CIGI Papers, December, 2011
The effects of the ongoing global financial crisis have intensified the existing economic issues facing the Commonwealth Caribbean, including declining investment, productivity levels and employment opportunities for its citizens. Although the current crisis presents challenges for governments in the region, it also offers an opportunity for these countries to implement innovative solutions to contend with the short-term effects of the financial crisis, while addressing long-standing problems. A solution that has been successful in Botswana, Ireland and Barbados, is the use of social partnerships. Undertaken while these countries were facing economic and social crises, social partnership as a specific governance model allowed them to achieve levels of development and stability that other states yearn to attain.

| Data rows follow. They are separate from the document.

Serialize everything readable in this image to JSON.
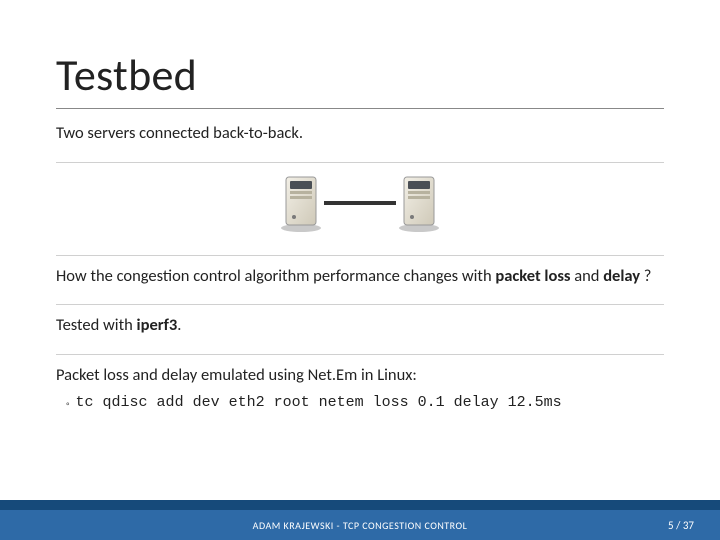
{
  "title": "Testbed",
  "p1": "Two servers connected back-to-back.",
  "p2a": "How the congestion control algorithm performance changes with ",
  "p2b_bold": "packet loss",
  "p2c": " and ",
  "p2d_bold": "delay",
  "p2e": " ?",
  "p3a": "Tested with ",
  "p3b_bold": "iperf3",
  "p3c": ".",
  "p4": "Packet loss and delay emulated using Net.Em in Linux:",
  "cmd": "tc qdisc add dev eth2 root netem loss 0.1 delay 12.5ms",
  "footer": {
    "center": "ADAM KRAJEWSKI - TCP CONGESTION CONTROL",
    "page": "5 / 37"
  },
  "diagram": {
    "left": "server-icon",
    "right": "server-icon",
    "connection": "ethernet-link"
  }
}
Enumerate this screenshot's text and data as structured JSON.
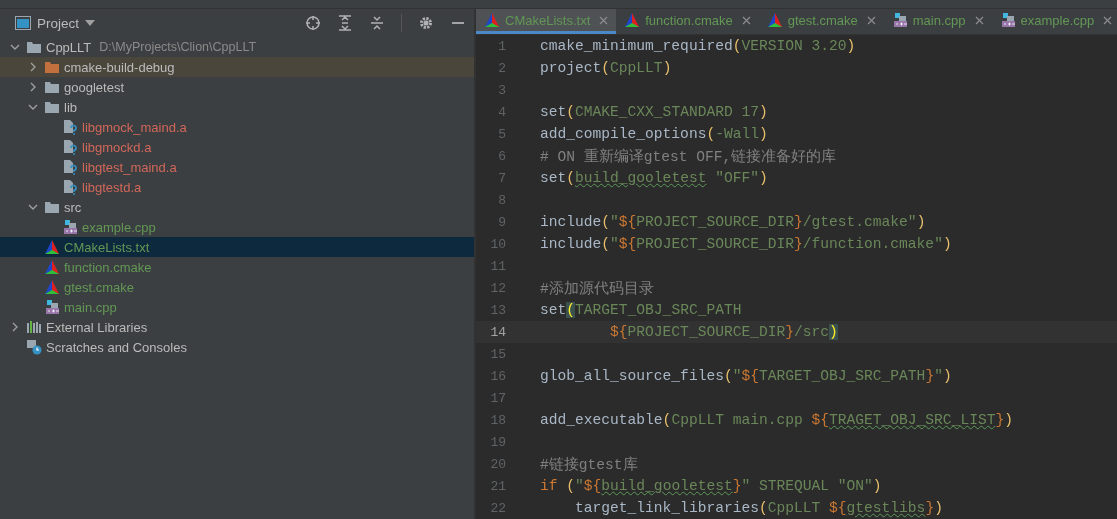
{
  "project_panel": {
    "title": "Project",
    "tree": [
      {
        "name": "CppLLT",
        "hint": "D:\\MyProjects\\Clion\\CppLLT",
        "kind": "folder",
        "color": "#bbbbbb",
        "expanded": true,
        "selected": false,
        "children": [
          {
            "name": "cmake-build-debug",
            "kind": "excluded-folder",
            "color": "#bbbbbb",
            "expanded": false,
            "selected": false
          },
          {
            "name": "googletest",
            "kind": "folder",
            "color": "#bbbbbb",
            "expanded": false,
            "selected": false
          },
          {
            "name": "lib",
            "kind": "folder",
            "color": "#bbbbbb",
            "expanded": true,
            "selected": false,
            "children": [
              {
                "name": "libgmock_maind.a",
                "kind": "unknown-file",
                "color": "#d1675a",
                "selected": false
              },
              {
                "name": "libgmockd.a",
                "kind": "unknown-file",
                "color": "#d1675a",
                "selected": false
              },
              {
                "name": "libgtest_maind.a",
                "kind": "unknown-file",
                "color": "#d1675a",
                "selected": false
              },
              {
                "name": "libgtestd.a",
                "kind": "unknown-file",
                "color": "#d1675a",
                "selected": false
              }
            ]
          },
          {
            "name": "src",
            "kind": "folder",
            "color": "#bbbbbb",
            "expanded": true,
            "selected": false,
            "children": [
              {
                "name": "example.cpp",
                "kind": "cpp",
                "color": "#629755",
                "selected": false
              }
            ]
          },
          {
            "name": "CMakeLists.txt",
            "kind": "cmake",
            "color": "#629755",
            "selected": true
          },
          {
            "name": "function.cmake",
            "kind": "cmake",
            "color": "#629755",
            "selected": false
          },
          {
            "name": "gtest.cmake",
            "kind": "cmake",
            "color": "#629755",
            "selected": false
          },
          {
            "name": "main.cpp",
            "kind": "cpp",
            "color": "#629755",
            "selected": false
          }
        ]
      },
      {
        "name": "External Libraries",
        "kind": "libraries",
        "color": "#bbbbbb",
        "expanded": false,
        "selected": false
      },
      {
        "name": "Scratches and Consoles",
        "kind": "scratches",
        "color": "#bbbbbb",
        "selected": false
      }
    ]
  },
  "editor": {
    "tabs": [
      {
        "label": "CMakeLists.txt",
        "kind": "cmake",
        "selected": true
      },
      {
        "label": "function.cmake",
        "kind": "cmake",
        "selected": false
      },
      {
        "label": "gtest.cmake",
        "kind": "cmake",
        "selected": false
      },
      {
        "label": "main.cpp",
        "kind": "cpp",
        "selected": false
      },
      {
        "label": "example.cpp",
        "kind": "cpp",
        "selected": false
      }
    ],
    "lines": [
      {
        "number": "1",
        "current": false,
        "tokens": [
          {
            "kind": "fn",
            "text": "cmake_minimum_required"
          },
          {
            "kind": "paren",
            "text": "("
          },
          {
            "kind": "arg",
            "text": "VERSION 3.20"
          },
          {
            "kind": "paren",
            "text": ")"
          }
        ]
      },
      {
        "number": "2",
        "current": false,
        "tokens": [
          {
            "kind": "fn",
            "text": "project"
          },
          {
            "kind": "paren",
            "text": "("
          },
          {
            "kind": "arg",
            "text": "CppLLT"
          },
          {
            "kind": "paren",
            "text": ")"
          }
        ]
      },
      {
        "number": "3",
        "current": false
      },
      {
        "number": "4",
        "current": false,
        "tokens": [
          {
            "kind": "fn",
            "text": "set"
          },
          {
            "kind": "paren",
            "text": "("
          },
          {
            "kind": "arg",
            "text": "CMAKE_CXX_STANDARD 17"
          },
          {
            "kind": "paren",
            "text": ")"
          }
        ]
      },
      {
        "number": "5",
        "current": false,
        "tokens": [
          {
            "kind": "fn",
            "text": "add_compile_options"
          },
          {
            "kind": "paren",
            "text": "("
          },
          {
            "kind": "arg",
            "text": "-Wall"
          },
          {
            "kind": "paren",
            "text": ")"
          }
        ]
      },
      {
        "number": "6",
        "current": false,
        "tokens": [
          {
            "kind": "comment",
            "text": "# ON 重新编译gtest OFF,链接准备好的库"
          }
        ]
      },
      {
        "number": "7",
        "current": false,
        "tokens": [
          {
            "kind": "fn",
            "text": "set"
          },
          {
            "kind": "paren",
            "text": "("
          },
          {
            "kind": "typo",
            "text": "build_gooletest"
          },
          {
            "kind": "arg",
            "text": " \"OFF\""
          },
          {
            "kind": "paren",
            "text": ")"
          }
        ]
      },
      {
        "number": "8",
        "current": false
      },
      {
        "number": "9",
        "current": false,
        "tokens": [
          {
            "kind": "fn",
            "text": "include"
          },
          {
            "kind": "paren",
            "text": "("
          },
          {
            "kind": "arg",
            "text": "\""
          },
          {
            "kind": "var",
            "text": "${"
          },
          {
            "kind": "arg",
            "text": "PROJECT_SOURCE_DIR"
          },
          {
            "kind": "var",
            "text": "}"
          },
          {
            "kind": "arg",
            "text": "/gtest.cmake\""
          },
          {
            "kind": "paren",
            "text": ")"
          }
        ]
      },
      {
        "number": "10",
        "current": false,
        "tokens": [
          {
            "kind": "fn",
            "text": "include"
          },
          {
            "kind": "paren",
            "text": "("
          },
          {
            "kind": "arg",
            "text": "\""
          },
          {
            "kind": "var",
            "text": "${"
          },
          {
            "kind": "arg",
            "text": "PROJECT_SOURCE_DIR"
          },
          {
            "kind": "var",
            "text": "}"
          },
          {
            "kind": "arg",
            "text": "/function.cmake\""
          },
          {
            "kind": "paren",
            "text": ")"
          }
        ]
      },
      {
        "number": "11",
        "current": false
      },
      {
        "number": "12",
        "current": false,
        "tokens": [
          {
            "kind": "comment",
            "text": "#添加源代码目录"
          }
        ]
      },
      {
        "number": "13",
        "current": false,
        "tokens": [
          {
            "kind": "fn",
            "text": "set"
          },
          {
            "kind": "match",
            "text": "("
          },
          {
            "kind": "arg",
            "text": "TARGET_OBJ_SRC_PATH"
          }
        ]
      },
      {
        "number": "14",
        "current": true,
        "tokens": [
          {
            "kind": "var",
            "text": "        ${"
          },
          {
            "kind": "arg",
            "text": "PROJECT_SOURCE_DIR"
          },
          {
            "kind": "var",
            "text": "}"
          },
          {
            "kind": "arg",
            "text": "/src"
          },
          {
            "kind": "match",
            "text": ")"
          }
        ]
      },
      {
        "number": "15",
        "current": false
      },
      {
        "number": "16",
        "current": false,
        "tokens": [
          {
            "kind": "fn",
            "text": "glob_all_source_files"
          },
          {
            "kind": "paren",
            "text": "("
          },
          {
            "kind": "arg",
            "text": "\""
          },
          {
            "kind": "var",
            "text": "${"
          },
          {
            "kind": "arg",
            "text": "TARGET_OBJ_SRC_PATH"
          },
          {
            "kind": "var",
            "text": "}"
          },
          {
            "kind": "arg",
            "text": "\""
          },
          {
            "kind": "paren",
            "text": ")"
          }
        ]
      },
      {
        "number": "17",
        "current": false
      },
      {
        "number": "18",
        "current": false,
        "tokens": [
          {
            "kind": "fn",
            "text": "add_executable"
          },
          {
            "kind": "paren",
            "text": "("
          },
          {
            "kind": "arg",
            "text": "CppLLT main.cpp "
          },
          {
            "kind": "var",
            "text": "${"
          },
          {
            "kind": "typo",
            "text": "TRAGET_OBJ_SRC_LIST"
          },
          {
            "kind": "var",
            "text": "}"
          },
          {
            "kind": "paren",
            "text": ")"
          }
        ]
      },
      {
        "number": "19",
        "current": false
      },
      {
        "number": "20",
        "current": false,
        "tokens": [
          {
            "kind": "comment",
            "text": "#链接gtest库"
          }
        ]
      },
      {
        "number": "21",
        "current": false,
        "tokens": [
          {
            "kind": "keyword",
            "text": "if "
          },
          {
            "kind": "paren",
            "text": "("
          },
          {
            "kind": "arg",
            "text": "\""
          },
          {
            "kind": "var",
            "text": "${"
          },
          {
            "kind": "typo",
            "text": "build_gooletest"
          },
          {
            "kind": "var",
            "text": "}"
          },
          {
            "kind": "arg",
            "text": "\" STREQUAL \"ON\""
          },
          {
            "kind": "paren",
            "text": ")"
          }
        ]
      },
      {
        "number": "22",
        "current": false,
        "tokens": [
          {
            "kind": "fn",
            "text": "    target_link_libraries"
          },
          {
            "kind": "paren",
            "text": "("
          },
          {
            "kind": "arg",
            "text": "CppLLT "
          },
          {
            "kind": "var",
            "text": "${"
          },
          {
            "kind": "typo",
            "text": "gtestlibs"
          },
          {
            "kind": "var",
            "text": "}"
          },
          {
            "kind": "paren",
            "text": ")"
          }
        ]
      }
    ]
  }
}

The independence of the European Central Bank (ECB), seemingly guaranteed by its statutes, is presently under attack. The ECB has been led to acquire large amounts of government debt of the weaker euro zone members, both to help contain their interest costs and to help protect the solvency of banks throughout the zone that hold their debt. This paper presents a model of a dependent central bank that internalizes the government’s budget constraint. Using a Barro-Gordon framework, the model embodies both the desire to stimulate output and to provide monetary financing to governments. The model implies that not only shock asymmetries, but also fiscal asymmetries, are important in the membership calculus of desirable monetary unions. On the basis of this framework, calibrated to euro zone data, the current membership is shown not to be optimal: other members would benefit from the expulsion of several countries, notably Greece, Italy and France.